Dataset rows describing interfaces:

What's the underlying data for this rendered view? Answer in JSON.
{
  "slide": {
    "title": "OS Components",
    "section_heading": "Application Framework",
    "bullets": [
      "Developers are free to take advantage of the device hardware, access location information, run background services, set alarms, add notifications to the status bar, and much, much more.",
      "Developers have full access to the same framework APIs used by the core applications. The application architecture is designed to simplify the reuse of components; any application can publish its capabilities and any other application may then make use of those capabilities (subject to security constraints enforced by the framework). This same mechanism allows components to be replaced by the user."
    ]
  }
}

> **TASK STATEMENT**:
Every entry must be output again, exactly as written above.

> **ANSWER TO THIS EXERCISE**:
What's the underlying data for this rendered view? Answer in JSON.
{
  "slide": {
    "title": "OS Components",
    "section_heading": "Application Framework",
    "bullets": [
      "Developers are free to take advantage of the device hardware, access location information, run background services, set alarms, add notifications to the status bar, and much, much more.",
      "Developers have full access to the same framework APIs used by the core applications. The application architecture is designed to simplify the reuse of components; any application can publish its capabilities and any other application may then make use of those capabilities (subject to security constraints enforced by the framework). This same mechanism allows components to be replaced by the user."
    ]
  }
}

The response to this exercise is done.